The second was an indirect contact because it had been so many years since I studied for my first and second degrees in Nigeria. When I eventually got the phone number of the professor I thought was best suited to give me the other reference I wanted, he gave me the shock of my life. I listened to his rant without countering the absurdity he spewed, and politely ended the call, because that was how I was raised.
The long and short of our conversation was that I wasn’t going to get any reference from him. He wasn’t going to support my dream of going back to school with a letter recommending me to this university I am applying to, because I didn’t check up on him in the years after he lectured me. He said he was tired of students asking him for favours when they wouldn’t stay in touch after they graduated.
Now, the question I asked myself after thanking him for his time was whether he wasn’t being paid by the university and if he didn’t know that writing references was a part of what that payment covered.
He didn’t say it, but I could infer from his utterances that he was bitter. He was bitter because his students prospered and they didn’t come back to thank him with gifts and money. He was bitter because I expected him to respond to an email on my behalf when I hadn’t done anything for him in the years since I passed his course to deserve it. Or how else should I explain his use of the phrase, use and dump?
It struck me in that conversation that, to this professor, giving references was a service rendered to ex-students for which he expected payment of some sort.
To be clear, as a student, you paid your school fees. You tried not to miss too many classes, you wrote your exams and maybe you passed on your own merit. And then you move on to the real world of job hunting and starting a family of your own while still being a socially responsible citizen in a country that gives you nothing. It is a lot we deal with I tell you.
You hustle and grind and do so many things for yourself, for family and for friends because life happens. Yet, a professor expects you to remember to send him a bag of rice every December for the rest of your life because he taught you English 101 or Chemistry 304.
If this is a legitimate responsibility of every Nigerian graduate, then just think how many bags of rice he would be buying and how much money he would be spending every year on nursery school teachers, primary school teachers, secondary school teachers and university lecturers. To be honest, these are the kind of demands and expectations that birth and sustain the culture of corruption that destroyed our country.
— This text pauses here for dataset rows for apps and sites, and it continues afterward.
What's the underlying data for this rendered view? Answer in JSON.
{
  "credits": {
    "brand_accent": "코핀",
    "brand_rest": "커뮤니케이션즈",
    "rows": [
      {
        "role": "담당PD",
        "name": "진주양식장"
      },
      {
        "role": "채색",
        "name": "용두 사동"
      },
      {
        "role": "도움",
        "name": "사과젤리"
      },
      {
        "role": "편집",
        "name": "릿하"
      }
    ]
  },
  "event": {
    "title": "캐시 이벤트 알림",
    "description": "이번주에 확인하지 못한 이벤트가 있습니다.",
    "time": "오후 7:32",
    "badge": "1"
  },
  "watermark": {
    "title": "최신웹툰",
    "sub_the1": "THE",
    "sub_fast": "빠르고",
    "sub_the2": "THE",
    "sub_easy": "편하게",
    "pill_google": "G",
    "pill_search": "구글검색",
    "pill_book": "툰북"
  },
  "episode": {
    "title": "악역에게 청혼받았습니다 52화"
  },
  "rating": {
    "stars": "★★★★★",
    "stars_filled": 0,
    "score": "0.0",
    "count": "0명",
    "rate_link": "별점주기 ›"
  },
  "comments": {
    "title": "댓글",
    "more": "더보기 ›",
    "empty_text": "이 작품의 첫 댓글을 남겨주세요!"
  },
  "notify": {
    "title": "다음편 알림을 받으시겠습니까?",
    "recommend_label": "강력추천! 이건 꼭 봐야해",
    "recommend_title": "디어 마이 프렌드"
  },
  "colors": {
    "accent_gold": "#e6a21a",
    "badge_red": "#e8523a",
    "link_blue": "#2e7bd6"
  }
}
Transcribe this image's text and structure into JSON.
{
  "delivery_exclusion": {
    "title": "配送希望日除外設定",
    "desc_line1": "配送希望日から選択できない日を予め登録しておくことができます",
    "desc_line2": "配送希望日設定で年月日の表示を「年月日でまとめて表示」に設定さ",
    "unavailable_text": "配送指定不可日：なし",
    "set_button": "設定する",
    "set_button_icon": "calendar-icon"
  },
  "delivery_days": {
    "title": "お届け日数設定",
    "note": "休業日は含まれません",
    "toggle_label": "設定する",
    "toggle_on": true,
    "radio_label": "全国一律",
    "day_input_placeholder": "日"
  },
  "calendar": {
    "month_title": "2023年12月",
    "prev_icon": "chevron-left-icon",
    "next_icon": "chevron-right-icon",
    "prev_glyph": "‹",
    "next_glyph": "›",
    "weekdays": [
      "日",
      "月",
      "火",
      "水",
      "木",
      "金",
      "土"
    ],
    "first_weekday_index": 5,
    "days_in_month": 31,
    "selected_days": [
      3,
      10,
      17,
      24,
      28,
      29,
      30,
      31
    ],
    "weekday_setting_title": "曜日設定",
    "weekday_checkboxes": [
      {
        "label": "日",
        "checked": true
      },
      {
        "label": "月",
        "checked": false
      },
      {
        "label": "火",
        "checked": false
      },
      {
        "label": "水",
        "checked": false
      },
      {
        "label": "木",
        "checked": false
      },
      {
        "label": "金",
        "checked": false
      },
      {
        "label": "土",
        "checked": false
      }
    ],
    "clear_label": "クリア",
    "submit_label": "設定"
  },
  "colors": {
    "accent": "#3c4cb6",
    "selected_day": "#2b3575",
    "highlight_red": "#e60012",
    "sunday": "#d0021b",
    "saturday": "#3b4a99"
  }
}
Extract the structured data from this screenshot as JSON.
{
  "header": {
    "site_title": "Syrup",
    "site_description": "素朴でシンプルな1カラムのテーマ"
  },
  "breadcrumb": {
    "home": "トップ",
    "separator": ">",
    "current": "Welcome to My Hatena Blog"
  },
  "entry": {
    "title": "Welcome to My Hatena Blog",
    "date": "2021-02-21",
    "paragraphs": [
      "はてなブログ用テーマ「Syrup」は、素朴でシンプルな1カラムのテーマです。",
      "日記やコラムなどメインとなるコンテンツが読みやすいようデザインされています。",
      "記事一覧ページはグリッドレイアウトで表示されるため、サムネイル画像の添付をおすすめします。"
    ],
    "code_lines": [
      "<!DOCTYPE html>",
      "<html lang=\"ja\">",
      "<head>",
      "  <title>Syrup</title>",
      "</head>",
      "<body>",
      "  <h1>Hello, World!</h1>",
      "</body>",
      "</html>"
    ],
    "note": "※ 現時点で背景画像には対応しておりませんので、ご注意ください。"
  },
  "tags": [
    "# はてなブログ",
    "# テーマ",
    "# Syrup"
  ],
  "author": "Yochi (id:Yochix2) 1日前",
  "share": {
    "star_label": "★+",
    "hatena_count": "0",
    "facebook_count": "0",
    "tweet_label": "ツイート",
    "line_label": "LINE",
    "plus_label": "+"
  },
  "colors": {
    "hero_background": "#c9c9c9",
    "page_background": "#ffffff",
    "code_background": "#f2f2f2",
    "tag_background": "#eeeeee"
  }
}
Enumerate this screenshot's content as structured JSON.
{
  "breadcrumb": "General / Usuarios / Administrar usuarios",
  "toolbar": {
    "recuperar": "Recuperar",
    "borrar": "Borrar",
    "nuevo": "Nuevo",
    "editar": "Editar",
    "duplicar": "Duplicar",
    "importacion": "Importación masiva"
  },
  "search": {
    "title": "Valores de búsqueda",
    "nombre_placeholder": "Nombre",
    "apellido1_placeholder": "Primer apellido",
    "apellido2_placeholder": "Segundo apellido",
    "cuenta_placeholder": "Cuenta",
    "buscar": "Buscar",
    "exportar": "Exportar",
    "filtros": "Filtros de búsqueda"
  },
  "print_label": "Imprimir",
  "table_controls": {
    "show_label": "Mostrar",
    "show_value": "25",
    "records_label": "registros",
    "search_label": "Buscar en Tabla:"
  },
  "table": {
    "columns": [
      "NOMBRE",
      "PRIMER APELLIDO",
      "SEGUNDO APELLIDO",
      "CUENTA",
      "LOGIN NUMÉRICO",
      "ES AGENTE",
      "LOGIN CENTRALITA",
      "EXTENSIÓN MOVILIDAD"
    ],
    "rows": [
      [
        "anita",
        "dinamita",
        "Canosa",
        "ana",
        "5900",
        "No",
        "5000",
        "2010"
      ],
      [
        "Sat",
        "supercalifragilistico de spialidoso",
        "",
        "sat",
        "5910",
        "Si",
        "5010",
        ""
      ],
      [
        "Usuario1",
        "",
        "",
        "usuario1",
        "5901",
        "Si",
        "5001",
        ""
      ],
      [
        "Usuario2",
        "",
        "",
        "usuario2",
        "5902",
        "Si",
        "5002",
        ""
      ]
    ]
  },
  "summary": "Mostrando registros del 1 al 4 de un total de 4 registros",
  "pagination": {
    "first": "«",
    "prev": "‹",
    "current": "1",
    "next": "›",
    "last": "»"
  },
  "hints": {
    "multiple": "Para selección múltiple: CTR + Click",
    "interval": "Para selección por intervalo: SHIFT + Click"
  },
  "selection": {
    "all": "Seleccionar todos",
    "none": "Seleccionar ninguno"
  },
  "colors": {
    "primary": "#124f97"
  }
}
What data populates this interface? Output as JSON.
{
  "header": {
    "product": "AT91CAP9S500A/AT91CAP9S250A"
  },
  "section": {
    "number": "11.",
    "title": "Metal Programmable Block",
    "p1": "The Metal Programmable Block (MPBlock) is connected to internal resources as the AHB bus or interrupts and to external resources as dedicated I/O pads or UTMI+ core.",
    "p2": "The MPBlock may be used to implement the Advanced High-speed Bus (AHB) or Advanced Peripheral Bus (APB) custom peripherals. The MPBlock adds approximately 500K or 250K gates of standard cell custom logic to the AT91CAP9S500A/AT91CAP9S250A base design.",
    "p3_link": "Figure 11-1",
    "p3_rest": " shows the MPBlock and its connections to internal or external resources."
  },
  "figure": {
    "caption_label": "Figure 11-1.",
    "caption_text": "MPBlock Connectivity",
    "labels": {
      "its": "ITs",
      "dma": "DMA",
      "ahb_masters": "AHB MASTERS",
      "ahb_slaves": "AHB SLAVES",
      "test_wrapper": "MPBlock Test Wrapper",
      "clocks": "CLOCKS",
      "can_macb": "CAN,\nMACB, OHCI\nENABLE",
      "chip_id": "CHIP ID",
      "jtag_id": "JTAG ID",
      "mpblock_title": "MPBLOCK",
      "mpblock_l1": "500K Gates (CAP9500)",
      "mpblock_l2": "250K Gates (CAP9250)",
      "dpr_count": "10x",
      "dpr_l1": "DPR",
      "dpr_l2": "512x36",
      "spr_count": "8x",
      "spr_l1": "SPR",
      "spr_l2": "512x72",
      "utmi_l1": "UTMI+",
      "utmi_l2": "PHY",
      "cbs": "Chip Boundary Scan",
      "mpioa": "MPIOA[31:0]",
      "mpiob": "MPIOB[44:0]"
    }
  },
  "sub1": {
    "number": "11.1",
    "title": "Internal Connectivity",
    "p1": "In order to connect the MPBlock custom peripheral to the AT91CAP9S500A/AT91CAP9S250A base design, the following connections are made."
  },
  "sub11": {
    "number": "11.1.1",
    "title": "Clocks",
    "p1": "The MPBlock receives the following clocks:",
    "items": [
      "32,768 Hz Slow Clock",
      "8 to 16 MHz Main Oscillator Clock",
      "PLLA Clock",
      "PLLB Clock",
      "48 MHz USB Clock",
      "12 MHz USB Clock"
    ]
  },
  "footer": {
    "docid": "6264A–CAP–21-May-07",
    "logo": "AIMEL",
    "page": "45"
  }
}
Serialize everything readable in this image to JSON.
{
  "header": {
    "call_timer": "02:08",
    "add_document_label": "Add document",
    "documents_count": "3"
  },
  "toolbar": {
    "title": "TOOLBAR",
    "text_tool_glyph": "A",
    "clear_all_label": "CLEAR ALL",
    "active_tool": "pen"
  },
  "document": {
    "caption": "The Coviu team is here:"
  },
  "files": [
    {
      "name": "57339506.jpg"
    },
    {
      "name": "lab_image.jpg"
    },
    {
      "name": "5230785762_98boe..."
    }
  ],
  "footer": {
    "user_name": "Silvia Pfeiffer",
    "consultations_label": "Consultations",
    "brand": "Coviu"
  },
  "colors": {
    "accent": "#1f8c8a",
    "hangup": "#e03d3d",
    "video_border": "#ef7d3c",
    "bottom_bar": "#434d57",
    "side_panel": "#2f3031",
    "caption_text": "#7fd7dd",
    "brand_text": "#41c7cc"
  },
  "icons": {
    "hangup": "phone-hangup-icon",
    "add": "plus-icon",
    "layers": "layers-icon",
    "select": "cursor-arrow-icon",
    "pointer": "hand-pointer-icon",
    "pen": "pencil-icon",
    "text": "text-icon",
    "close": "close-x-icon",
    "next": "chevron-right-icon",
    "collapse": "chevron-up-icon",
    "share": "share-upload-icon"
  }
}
Let me reiterate, in that conversation, this professor didn’t come out openly to ask me for money, but it was implicit in his tone and in his words. If I begged and threw in a little something to make him happy, I might get the reference I wanted.
In that moment, I was tempted to ask what Mr Onyema wanted in return for sending his planes to pick up those Nigerians stranded in South Africa, but I chose not to.
Mr Allen Onyema is good man and there are still many good Nigerians out there who give and expect nothing in return – end of story.